# What is required
Please repeat the listing exactly, with every line intact.

▬▬▬▬▬▬▬▬▬▬

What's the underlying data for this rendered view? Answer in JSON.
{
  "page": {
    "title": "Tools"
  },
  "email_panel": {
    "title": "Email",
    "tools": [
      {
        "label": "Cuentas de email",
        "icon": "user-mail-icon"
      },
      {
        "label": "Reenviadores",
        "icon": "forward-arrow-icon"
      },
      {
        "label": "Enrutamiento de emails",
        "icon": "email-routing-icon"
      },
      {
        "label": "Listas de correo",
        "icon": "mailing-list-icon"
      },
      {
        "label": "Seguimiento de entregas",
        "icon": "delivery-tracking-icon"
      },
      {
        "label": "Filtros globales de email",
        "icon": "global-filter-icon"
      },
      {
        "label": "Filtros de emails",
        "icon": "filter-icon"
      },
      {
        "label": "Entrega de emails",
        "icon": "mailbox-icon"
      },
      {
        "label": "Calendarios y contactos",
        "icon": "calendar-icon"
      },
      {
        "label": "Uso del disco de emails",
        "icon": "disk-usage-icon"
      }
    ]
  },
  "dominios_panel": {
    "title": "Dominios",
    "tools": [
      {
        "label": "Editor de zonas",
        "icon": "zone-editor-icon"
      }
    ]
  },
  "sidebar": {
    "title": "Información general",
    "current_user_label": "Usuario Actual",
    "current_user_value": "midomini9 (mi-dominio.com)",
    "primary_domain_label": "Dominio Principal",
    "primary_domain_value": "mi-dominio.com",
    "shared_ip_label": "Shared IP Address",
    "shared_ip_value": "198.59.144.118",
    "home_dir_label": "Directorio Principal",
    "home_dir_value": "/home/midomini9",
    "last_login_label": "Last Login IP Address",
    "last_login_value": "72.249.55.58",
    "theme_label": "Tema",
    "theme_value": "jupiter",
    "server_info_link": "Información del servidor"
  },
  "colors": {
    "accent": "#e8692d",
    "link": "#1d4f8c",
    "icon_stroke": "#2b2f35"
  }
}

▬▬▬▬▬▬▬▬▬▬

# Written response
What's the underlying data for this rendered view? Answer in JSON.
{
  "page": {
    "title": "Tools"
  },
  "email_panel": {
    "title": "Email",
    "tools": [
      {
        "label": "Cuentas de email",
        "icon": "user-mail-icon"
      },
      {
        "label": "Reenviadores",
        "icon": "forward-arrow-icon"
      },
      {
        "label": "Enrutamiento de emails",
        "icon": "email-routing-icon"
      },
      {
        "label": "Listas de correo",
        "icon": "mailing-list-icon"
      },
      {
        "label": "Seguimiento de entregas",
        "icon": "delivery-tracking-icon"
      },
      {
        "label": "Filtros globales de email",
        "icon": "global-filter-icon"
      },
      {
        "label": "Filtros de emails",
        "icon": "filter-icon"
      },
      {
        "label": "Entrega de emails",
        "icon": "mailbox-icon"
      },
      {
        "label": "Calendarios y contactos",
        "icon": "calendar-icon"
      },
      {
        "label": "Uso del disco de emails",
        "icon": "disk-usage-icon"
      }
    ]
  },
  "dominios_panel": {
    "title": "Dominios",
    "tools": [
      {
        "label": "Editor de zonas",
        "icon": "zone-editor-icon"
      }
    ]
  },
  "sidebar": {
    "title": "Información general",
    "current_user_label": "Usuario Actual",
    "current_user_value": "midomini9 (mi-dominio.com)",
    "primary_domain_label": "Dominio Principal",
    "primary_domain_value": "mi-dominio.com",
    "shared_ip_label": "Shared IP Address",
    "shared_ip_value": "198.59.144.118",
    "home_dir_label": "Directorio Principal",
    "home_dir_value": "/home/midomini9",
    "last_login_label": "Last Login IP Address",
    "last_login_value": "72.249.55.58",
    "theme_label": "Tema",
    "theme_value": "jupiter",
    "server_info_link": "Información del servidor"
  },
  "colors": {
    "accent": "#e8692d",
    "link": "#1d4f8c",
    "icon_stroke": "#2b2f35"
  }
}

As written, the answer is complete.